Won the final event of the 2000 PGA Tour season with a victory at the World Golf Championship's in Spain, defeating a world class field including Tiger Woods, Lee Westwood and Vijay Singh. Finished the season ranked 6th on the money list and 21st in the World Rankings. Became the first Canadian to play in the Presidents Cup, where he led the International Team with a 3-2-0 record. Was awarded 2000 Canadian Press Male Athlete of the Year award.
Won first PGA Tour title at the 1999 Air Canada Championship after rounds of 68-70-64-64, which produced a two-stroke victory. The key to victory was an eagle-2 from 147 yards on No. 14 during final round. First Canadian to win on native soil since Pat Fletcher won the 1954 Canadian Open. First Canadian to win on Tour since Richard Zokol won the 1992 Greater Milwaukee Open.
Won the 1998 PGA Tour Q-School after finishing the 1998 PGA season 131st on the money list. Very successful on the Canadian Tour, led Order of Merit in 1997 after winning BC Tel Pacific Open and Canadian Masters (record 18-under par). Led the Canadian Tour with 69.29 scoring average in 1997.
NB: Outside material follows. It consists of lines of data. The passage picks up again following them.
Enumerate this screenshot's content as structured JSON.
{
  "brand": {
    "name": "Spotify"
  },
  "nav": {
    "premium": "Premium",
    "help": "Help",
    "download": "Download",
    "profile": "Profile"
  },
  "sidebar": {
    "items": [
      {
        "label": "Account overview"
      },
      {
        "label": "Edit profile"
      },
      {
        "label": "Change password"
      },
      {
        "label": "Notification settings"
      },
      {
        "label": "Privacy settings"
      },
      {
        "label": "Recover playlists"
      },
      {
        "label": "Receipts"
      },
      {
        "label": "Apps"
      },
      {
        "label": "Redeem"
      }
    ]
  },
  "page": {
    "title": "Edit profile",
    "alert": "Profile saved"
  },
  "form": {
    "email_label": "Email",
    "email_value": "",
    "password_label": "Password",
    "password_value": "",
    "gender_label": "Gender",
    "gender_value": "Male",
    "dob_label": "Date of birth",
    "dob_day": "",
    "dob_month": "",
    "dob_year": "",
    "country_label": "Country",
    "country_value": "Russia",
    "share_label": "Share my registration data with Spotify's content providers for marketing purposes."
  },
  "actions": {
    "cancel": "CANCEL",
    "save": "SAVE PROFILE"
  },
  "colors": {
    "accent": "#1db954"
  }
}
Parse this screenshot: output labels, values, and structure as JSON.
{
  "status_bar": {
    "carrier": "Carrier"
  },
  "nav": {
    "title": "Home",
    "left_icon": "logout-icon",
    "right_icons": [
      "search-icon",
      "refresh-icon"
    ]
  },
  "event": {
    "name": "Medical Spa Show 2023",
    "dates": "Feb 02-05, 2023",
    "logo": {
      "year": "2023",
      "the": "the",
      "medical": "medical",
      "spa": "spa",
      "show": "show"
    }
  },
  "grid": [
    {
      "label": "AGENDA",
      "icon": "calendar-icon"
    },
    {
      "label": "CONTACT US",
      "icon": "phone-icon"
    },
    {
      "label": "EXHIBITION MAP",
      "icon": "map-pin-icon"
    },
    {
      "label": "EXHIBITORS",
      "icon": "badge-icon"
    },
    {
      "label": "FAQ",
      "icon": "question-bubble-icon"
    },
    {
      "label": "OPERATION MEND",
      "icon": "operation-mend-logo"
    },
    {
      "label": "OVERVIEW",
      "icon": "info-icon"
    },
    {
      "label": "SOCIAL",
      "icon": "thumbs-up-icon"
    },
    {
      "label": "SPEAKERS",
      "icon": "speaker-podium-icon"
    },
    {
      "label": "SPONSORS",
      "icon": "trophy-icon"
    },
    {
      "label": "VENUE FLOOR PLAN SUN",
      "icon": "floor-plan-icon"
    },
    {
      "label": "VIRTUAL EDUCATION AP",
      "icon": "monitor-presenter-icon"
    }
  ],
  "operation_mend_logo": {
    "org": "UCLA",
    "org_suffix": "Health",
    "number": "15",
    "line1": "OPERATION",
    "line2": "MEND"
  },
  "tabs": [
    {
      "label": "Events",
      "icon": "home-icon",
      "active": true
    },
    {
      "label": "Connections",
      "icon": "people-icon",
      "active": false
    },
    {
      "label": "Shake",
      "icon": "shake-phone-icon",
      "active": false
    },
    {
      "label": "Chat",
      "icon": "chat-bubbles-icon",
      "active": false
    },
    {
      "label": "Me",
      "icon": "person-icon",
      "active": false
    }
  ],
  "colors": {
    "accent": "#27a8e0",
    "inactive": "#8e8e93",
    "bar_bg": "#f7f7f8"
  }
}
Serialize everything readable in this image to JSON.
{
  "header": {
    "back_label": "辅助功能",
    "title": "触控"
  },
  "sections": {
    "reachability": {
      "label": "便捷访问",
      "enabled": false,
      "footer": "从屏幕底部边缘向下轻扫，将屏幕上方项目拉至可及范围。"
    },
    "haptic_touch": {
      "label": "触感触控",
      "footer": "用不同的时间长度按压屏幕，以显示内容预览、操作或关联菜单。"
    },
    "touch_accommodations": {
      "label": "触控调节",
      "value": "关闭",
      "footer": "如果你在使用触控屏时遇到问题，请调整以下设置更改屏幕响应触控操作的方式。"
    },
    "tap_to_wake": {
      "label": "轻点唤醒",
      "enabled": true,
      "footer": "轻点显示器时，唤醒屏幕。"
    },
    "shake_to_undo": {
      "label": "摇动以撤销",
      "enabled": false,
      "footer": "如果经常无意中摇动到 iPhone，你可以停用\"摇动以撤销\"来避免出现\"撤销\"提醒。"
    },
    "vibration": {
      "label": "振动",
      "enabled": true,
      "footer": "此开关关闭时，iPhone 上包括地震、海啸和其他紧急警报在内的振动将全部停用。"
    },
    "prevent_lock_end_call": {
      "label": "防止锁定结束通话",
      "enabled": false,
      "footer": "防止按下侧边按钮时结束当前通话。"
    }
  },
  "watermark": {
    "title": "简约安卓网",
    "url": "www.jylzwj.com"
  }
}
Named Canadian Tour Rookie of the Year in 1993 after winning the Infinity Tournament Players Championship. Won the 1990 and 1992 Ontario Amateur Championship. Western Athletic Conference Player of the Year and Second Team All-American in 1992 while attending BYU. Winner of the 1988 Ontario Junior Championship and the 1986 Canadian Juvenile Championship.